**WORK INSTRUCTION:** Report each line from the entries in which "icon" can be found.

Data entries:
******************************
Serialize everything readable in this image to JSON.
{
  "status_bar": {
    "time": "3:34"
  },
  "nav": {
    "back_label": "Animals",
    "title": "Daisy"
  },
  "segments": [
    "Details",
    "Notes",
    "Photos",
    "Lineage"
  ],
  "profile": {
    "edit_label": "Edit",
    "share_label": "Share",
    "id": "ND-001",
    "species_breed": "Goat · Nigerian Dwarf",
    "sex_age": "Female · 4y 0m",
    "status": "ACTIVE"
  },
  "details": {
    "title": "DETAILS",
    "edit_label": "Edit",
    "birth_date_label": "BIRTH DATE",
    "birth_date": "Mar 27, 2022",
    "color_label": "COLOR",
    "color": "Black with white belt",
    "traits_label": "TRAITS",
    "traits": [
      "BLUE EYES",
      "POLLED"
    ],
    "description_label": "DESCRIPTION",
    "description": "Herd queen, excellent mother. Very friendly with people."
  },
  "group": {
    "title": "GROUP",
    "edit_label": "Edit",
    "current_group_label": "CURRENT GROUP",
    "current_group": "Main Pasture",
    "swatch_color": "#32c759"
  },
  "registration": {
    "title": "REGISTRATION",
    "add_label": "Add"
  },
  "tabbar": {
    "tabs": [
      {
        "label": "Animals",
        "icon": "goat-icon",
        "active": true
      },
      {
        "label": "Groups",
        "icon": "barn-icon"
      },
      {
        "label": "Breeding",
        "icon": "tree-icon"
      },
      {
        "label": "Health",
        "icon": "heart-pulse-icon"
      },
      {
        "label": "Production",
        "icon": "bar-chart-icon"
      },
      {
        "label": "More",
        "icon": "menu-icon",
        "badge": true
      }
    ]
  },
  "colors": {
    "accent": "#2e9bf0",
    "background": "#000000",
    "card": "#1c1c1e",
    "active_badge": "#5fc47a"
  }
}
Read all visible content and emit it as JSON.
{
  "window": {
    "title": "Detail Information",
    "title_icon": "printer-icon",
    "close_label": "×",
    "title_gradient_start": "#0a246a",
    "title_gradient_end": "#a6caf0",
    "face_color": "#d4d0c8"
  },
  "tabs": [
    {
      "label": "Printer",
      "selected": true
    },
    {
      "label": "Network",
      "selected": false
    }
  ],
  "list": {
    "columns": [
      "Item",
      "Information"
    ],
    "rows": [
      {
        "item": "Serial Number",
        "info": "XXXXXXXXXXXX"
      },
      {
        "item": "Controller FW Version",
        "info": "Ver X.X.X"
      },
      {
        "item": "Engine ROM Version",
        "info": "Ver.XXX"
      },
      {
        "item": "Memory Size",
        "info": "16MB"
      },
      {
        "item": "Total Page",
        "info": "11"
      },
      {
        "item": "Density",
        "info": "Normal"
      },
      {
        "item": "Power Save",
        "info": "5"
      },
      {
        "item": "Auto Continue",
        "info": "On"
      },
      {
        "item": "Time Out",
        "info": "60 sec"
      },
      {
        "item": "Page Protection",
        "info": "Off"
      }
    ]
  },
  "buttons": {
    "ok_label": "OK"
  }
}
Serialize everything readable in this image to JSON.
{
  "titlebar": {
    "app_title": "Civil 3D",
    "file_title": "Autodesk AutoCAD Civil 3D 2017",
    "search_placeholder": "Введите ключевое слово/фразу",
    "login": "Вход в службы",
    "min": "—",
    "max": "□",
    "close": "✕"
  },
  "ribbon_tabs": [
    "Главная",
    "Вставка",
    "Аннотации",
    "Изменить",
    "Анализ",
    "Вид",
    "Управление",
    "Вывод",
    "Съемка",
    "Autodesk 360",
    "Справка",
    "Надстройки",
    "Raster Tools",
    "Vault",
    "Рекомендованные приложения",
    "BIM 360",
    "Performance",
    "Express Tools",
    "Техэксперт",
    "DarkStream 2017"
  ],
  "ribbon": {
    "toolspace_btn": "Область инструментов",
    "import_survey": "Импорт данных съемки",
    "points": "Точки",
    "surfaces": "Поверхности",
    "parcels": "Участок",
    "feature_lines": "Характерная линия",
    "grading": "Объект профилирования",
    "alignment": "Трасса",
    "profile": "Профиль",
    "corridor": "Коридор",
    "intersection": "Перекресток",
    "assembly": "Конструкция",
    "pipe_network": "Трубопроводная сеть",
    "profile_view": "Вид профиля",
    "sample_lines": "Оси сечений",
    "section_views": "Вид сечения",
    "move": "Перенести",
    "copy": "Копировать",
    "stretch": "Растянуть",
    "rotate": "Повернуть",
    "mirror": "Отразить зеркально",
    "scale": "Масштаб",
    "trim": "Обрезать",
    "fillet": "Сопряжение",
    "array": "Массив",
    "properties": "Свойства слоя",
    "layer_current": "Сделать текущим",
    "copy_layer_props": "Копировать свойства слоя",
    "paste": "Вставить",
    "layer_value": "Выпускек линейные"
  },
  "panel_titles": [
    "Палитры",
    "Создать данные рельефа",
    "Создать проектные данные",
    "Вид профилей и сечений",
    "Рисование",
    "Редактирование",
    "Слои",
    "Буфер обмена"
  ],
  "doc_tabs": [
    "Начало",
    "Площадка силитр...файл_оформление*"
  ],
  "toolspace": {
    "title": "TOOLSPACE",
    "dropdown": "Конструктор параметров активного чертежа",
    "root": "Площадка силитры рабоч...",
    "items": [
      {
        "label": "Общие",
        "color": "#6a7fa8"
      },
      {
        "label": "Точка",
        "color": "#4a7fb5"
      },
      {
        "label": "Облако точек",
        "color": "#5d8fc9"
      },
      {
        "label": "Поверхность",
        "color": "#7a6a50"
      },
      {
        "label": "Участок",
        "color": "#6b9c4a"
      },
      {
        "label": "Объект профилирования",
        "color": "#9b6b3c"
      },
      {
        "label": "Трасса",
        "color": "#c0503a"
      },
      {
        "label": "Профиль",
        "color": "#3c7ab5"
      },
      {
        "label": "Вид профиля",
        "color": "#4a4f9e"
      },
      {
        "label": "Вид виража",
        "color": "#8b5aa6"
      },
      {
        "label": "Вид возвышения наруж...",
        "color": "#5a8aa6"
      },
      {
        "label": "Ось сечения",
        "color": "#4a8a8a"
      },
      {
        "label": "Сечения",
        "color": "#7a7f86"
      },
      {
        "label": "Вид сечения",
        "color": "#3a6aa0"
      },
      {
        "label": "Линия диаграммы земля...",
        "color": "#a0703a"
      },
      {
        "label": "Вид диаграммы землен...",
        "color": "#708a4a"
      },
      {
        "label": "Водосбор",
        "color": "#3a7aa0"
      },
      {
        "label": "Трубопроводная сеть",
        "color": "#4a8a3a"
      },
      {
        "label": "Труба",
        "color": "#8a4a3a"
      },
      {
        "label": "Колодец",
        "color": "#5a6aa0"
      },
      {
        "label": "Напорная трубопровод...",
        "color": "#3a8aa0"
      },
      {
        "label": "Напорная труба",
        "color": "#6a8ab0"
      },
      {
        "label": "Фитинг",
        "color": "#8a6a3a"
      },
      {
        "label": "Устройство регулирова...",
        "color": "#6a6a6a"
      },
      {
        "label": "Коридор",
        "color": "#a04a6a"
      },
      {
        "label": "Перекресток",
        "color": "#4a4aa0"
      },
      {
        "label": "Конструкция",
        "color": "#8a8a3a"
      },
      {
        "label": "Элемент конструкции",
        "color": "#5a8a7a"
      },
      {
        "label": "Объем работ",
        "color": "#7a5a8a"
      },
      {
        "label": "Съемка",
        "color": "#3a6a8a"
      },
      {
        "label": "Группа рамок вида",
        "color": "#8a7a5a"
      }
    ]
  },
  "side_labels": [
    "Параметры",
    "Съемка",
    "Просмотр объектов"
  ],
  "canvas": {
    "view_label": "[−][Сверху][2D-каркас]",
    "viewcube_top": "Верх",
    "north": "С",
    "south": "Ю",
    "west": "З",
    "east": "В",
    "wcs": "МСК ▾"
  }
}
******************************
**RESULT FOR THIS TASK:**
        "icon": "goat-icon",
        "icon": "barn-icon"
        "icon": "tree-icon"
        "icon": "heart-pulse-icon"
        "icon": "bar-chart-icon"
        "icon": "menu-icon",
    "title_icon": "printer-icon",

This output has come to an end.